There are a few basics in choosing a telescope for a beginning astronomer, although there are many factors that go into quality and price of a telescope. As with anything else, you get what you pay for.
A good telescope will not talk about its “Power”
Lower power provides a better view experience since many high powered telescopes makes an object appear larger and light gathered by the scope is spread over a larger area creating a fainter image therefore, limiting how much of the large image you can actually see.
REFRACTOR & REFLECTOR EACH HAVE ADVANTAGES AND DISADVANTAGES
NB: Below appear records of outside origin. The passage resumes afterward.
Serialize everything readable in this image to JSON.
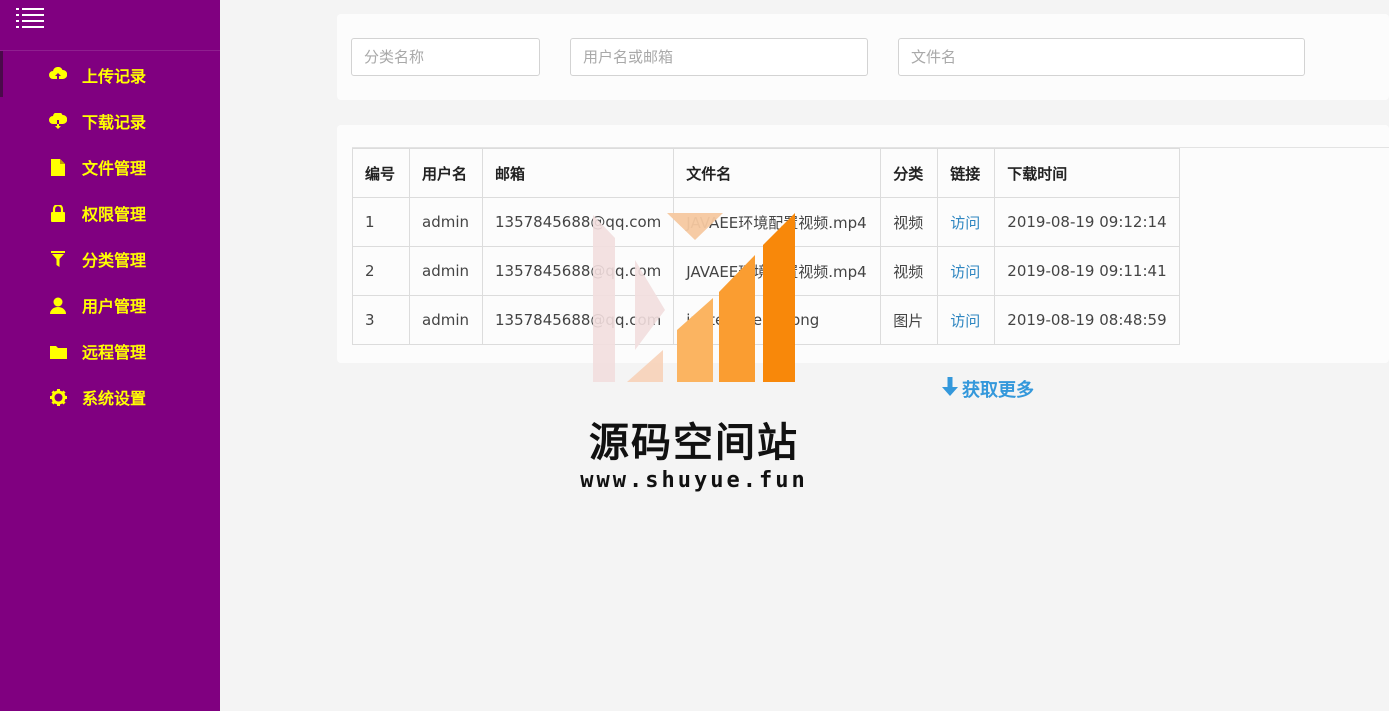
{
  "sidebar": {
    "items": [
      {
        "label": "上传记录",
        "icon": "cloud-upload-icon"
      },
      {
        "label": "下载记录",
        "icon": "cloud-download-icon"
      },
      {
        "label": "文件管理",
        "icon": "file-icon"
      },
      {
        "label": "权限管理",
        "icon": "lock-icon"
      },
      {
        "label": "分类管理",
        "icon": "filter-icon"
      },
      {
        "label": "用户管理",
        "icon": "user-icon"
      },
      {
        "label": "远程管理",
        "icon": "folder-icon"
      },
      {
        "label": "系统设置",
        "icon": "gear-icon"
      }
    ]
  },
  "filters": {
    "category_placeholder": "分类名称",
    "user_placeholder": "用户名或邮箱",
    "file_placeholder": "文件名"
  },
  "table": {
    "headers": [
      "编号",
      "用户名",
      "邮箱",
      "文件名",
      "分类",
      "链接",
      "下载时间"
    ],
    "rows": [
      {
        "id": "1",
        "user": "admin",
        "email": "1357845688@qq.com",
        "file": "JAVAEE环境配置视频.mp4",
        "category": "视频",
        "link": "访问",
        "time": "2019-08-19 09:12:14"
      },
      {
        "id": "2",
        "user": "admin",
        "email": "1357845688@qq.com",
        "file": "JAVAEE环境配置视频.mp4",
        "category": "视频",
        "link": "访问",
        "time": "2019-08-19 09:11:41"
      },
      {
        "id": "3",
        "user": "admin",
        "email": "1357845688@qq.com",
        "file": "jnotes-theme.png",
        "category": "图片",
        "link": "访问",
        "time": "2019-08-19 08:48:59"
      }
    ]
  },
  "load_more": "获取更多",
  "watermark": {
    "title": "源码空间站",
    "url": "www.shuyue.fun"
  },
  "colors": {
    "sidebar_bg": "#800080",
    "menu_text": "#ffff00",
    "link": "#2e86c1",
    "accent": "#3498db"
  }
}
– have a totally clear aperture allowing light to be scattered from brighter to darker areas, making the contrast is better and the preference for planetary and double star observing.
– another advantage is low maintenance. Lenses don’t require recoating and the optical tube assembly typically does not require collimation since the lens is fixed into the tube and does not become misaligned.
– it may require a longer cooling time to ambient temperature although newer technology’s thin-walled aluminum tubes have reduced the cool down period.
– another disadvantage is some chromatic aberration in bright images, which is more evident in achromatic refractors.
– the primary disadvantage of refractors is cost, due to the expense involved in producing a large achromatic or apochoromatic lens.
– they do not develop chromatic abberation.
– the secondary mirror creates what is called a “central obstruction.” This causes some scattering of light and loss of contrast in the viewed image.
– another disadvantage is ease of misalignment, need for frequent cleaning and possible spherical abberation.
APERTURE SIZE IS THE TRUE KEY TO THE “POWER” OF A TELESCOPE
You’ll want at least a 4″ wide aperture for deep-space viewing, 2.4 inch (60mm) and 3.1 inch (80mm) refractors and 4.5 inch and 6 inch reflectors are popular for most amateurs.
KNOW A TELESCOPE’S FOCAL RATIO
A higher focal ratio does not always mean a higher quality image. However, a higher focal ratio with the same size aperture means a longer scope, which means problems transporting it.
The focal ratio is calculated by dividing aperture size into its focal length. The focal length is measured from the main lens (or mirror) to where the light converges to focus.
A GOOD MOUNT IS NECESSARY FOR STEADY VIEWING
Some kind of stand to hold the scope steady is essential. It is extremely difficult, if not impossible, to view a distant object if the scope is not very steady.
POWER IS NOT THE OBJECT WITH EYEPIECES
The telescope should have at least 1 eyepiece and is rated by millimeters (mm), with smaller numbers indicating higher magnification. A 25mm eyepiece is common and appropriate for most beginners.
A higher power eyepiece does not mean better viewing. Higher and lower power eyepieces each have their place.
A higher magnification eyepiece provides more details, but it may be harder to keep an object in view, unless you are using a motorized mount. They also require the gathering of more light to provide a clearer image.
A lower magnification eyepiece makes it easier to find objects and keep them in view, requiring less light, so viewing dimmer objects is easier.
Don’t forget to include books on amateur astronomy and star charts to make the gift of a telescope more enjoyable.